The NBPA has filed an unfair labor practices charge against the NBA alleging that it broke labor laws by engaging in “take-it-or-leave-it” bargaining and is hoping the National Labor Relations Board will seek an injunction to halt the lockout. The NBA has said the NBPA’s charge is without merit and has filed its own charge against the union, alleging the players engaged in unfair labor practices. Katz said the union had “a high level of confidence” that the NLRB would issue a complaint against the NBA.

If the NBA agents were to pursue decertification, it would be a variety different from what the NFL Players Association executed earlier this year, during the NFL lockout.
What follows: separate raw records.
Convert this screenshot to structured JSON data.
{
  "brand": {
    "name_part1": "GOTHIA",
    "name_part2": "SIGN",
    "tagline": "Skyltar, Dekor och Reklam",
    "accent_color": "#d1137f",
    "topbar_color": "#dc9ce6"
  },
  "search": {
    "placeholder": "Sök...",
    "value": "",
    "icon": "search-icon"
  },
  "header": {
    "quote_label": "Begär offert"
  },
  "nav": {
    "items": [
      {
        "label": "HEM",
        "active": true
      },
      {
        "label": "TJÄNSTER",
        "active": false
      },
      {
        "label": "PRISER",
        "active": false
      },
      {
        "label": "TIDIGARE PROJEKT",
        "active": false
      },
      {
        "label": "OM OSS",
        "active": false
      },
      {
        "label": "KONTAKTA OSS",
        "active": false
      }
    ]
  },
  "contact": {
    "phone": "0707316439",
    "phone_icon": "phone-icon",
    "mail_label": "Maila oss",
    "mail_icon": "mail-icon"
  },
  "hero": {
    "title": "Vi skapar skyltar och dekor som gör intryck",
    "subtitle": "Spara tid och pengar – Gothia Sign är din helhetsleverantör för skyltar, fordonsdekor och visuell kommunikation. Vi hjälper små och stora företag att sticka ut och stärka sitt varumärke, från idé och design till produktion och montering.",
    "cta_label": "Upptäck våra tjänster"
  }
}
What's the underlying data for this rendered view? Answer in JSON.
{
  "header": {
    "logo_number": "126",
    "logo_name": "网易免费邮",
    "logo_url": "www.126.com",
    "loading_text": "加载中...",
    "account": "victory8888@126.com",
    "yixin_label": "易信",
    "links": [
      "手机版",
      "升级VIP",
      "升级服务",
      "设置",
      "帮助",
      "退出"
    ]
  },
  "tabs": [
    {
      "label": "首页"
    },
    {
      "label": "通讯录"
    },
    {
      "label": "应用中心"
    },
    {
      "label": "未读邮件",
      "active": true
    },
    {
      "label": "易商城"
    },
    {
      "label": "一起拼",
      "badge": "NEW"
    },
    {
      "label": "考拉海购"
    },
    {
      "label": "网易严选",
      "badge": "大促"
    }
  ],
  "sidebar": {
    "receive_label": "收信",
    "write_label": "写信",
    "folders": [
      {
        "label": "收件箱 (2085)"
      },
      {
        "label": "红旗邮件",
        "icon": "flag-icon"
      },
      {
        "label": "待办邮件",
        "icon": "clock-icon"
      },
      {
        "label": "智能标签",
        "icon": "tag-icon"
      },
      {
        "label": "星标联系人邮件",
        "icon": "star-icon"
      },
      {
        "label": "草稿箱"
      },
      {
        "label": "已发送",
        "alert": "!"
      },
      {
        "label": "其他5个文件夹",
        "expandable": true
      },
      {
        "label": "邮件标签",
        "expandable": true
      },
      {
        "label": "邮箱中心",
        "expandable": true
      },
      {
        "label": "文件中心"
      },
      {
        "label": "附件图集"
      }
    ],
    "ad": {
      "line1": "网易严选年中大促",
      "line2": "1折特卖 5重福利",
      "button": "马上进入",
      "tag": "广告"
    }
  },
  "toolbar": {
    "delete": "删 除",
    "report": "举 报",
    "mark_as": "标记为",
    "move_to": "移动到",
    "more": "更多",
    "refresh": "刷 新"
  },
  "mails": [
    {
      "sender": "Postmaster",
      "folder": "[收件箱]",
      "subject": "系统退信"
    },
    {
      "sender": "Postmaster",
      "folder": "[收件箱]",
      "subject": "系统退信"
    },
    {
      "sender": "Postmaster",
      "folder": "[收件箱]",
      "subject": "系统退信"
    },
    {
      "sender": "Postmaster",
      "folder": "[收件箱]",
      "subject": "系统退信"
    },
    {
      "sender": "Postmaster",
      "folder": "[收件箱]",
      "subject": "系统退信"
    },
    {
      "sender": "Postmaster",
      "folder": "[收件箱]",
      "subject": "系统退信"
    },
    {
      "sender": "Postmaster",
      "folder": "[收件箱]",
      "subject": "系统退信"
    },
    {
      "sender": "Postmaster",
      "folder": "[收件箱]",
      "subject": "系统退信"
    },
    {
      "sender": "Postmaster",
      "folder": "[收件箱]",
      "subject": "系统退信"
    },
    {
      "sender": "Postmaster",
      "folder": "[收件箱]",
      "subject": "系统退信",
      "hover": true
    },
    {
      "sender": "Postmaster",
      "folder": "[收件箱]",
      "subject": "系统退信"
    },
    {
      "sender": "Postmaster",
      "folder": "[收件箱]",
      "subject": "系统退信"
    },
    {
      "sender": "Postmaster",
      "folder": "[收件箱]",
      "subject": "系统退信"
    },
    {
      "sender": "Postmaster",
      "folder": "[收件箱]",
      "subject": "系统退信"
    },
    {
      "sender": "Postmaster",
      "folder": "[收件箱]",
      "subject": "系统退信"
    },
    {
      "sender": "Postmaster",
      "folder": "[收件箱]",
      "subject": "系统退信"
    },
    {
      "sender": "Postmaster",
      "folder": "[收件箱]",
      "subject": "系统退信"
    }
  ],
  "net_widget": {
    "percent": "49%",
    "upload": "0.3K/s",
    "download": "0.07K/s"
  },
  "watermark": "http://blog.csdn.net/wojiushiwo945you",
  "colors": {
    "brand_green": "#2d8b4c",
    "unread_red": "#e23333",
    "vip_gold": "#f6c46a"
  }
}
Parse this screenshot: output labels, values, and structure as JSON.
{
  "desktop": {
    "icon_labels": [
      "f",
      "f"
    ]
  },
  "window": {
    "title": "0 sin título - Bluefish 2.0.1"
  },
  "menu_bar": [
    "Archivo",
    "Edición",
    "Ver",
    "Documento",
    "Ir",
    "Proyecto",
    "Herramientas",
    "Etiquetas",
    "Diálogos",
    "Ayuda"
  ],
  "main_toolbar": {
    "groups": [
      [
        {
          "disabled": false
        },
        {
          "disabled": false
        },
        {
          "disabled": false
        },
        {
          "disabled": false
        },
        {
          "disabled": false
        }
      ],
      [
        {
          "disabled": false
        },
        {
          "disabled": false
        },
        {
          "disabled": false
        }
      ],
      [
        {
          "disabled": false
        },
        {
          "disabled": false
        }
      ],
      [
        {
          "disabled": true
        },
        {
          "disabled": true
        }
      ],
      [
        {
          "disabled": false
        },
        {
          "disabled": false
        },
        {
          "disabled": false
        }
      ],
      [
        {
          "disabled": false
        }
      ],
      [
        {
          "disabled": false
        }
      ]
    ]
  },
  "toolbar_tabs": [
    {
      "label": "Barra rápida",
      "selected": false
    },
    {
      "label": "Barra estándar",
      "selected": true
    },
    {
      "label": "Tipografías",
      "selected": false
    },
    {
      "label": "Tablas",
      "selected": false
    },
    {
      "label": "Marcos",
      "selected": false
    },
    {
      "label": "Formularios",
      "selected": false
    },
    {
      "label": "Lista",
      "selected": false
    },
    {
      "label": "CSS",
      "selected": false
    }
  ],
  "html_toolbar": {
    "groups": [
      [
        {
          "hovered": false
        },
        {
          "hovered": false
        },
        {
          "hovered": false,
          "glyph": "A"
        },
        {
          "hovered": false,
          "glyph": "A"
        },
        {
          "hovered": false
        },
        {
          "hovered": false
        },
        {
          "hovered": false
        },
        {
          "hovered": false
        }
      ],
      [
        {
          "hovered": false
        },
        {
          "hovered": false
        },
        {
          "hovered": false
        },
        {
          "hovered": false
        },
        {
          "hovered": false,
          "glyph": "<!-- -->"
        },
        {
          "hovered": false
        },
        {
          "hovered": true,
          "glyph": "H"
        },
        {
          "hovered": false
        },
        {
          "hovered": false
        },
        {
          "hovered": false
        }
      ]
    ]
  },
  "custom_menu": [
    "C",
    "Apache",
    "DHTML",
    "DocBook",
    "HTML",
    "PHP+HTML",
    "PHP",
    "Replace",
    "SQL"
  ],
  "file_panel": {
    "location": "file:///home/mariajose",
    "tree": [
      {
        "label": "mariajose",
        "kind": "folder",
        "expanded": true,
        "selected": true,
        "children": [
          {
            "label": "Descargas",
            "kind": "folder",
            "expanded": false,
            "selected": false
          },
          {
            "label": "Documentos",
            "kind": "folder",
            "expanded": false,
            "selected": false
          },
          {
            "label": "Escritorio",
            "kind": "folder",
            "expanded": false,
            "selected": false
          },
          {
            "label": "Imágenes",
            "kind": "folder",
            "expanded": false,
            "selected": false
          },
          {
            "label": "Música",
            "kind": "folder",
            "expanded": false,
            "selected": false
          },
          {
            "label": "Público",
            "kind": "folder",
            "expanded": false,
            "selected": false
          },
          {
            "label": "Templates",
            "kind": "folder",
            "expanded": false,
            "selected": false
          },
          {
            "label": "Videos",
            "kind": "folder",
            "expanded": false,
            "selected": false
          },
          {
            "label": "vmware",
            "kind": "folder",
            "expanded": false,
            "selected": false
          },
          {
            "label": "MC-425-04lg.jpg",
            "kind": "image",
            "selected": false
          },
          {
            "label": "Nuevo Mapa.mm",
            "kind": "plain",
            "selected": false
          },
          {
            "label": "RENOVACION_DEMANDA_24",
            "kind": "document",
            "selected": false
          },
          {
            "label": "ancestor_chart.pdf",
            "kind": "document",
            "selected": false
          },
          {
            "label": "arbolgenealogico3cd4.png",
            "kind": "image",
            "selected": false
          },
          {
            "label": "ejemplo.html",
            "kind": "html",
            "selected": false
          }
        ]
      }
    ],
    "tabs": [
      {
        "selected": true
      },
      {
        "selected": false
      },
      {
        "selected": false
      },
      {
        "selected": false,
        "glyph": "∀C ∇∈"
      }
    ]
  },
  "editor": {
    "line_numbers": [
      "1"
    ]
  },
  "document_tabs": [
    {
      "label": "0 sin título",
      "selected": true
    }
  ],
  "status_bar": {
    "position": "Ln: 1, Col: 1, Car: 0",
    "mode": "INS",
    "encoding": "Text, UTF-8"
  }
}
In that case, the NFLPA disclaimed interest in representing the players for collective bargaining by sending a notice to the NFL. That decertification action was initiated by the leadership of the NFLPA, and there was little to no opposition to it among the ranks of NFL players.

The NBPA could take the same type of disclaimer action if Hunter and the NBA players chose to do so by sending a notice to the NBA. But what the agents have been said to be considering is what is known as an “involuntary decertification,” a process more complicated than the disclaimer of interest. In an involuntarily decertification, 30 percent of the players would file a decertification petition to the NLRB asking for a vote of all NBA players. The union would then be decertified if 50 percent plus one player voted in favor of it.

Although the agents have sought legal advice from Simon, it is not clear if they favor that strategy, nor is it clear who would be the leader of that effort if pursued.

“We do not believe that there will be a decertification petition filed on behalf of the players,” Katz said. Katz has previously said that, if the players did file such a charge, the NBPA may try to block an election depending on a number of factors, including the number of players who signed the petition.

Bill Gould, a Stanford Law School professor and former chairman of the NLRB, said that if there are no major issues, a decertification could be completed in a couple of months. If there are issues, he said, “All bets are off.”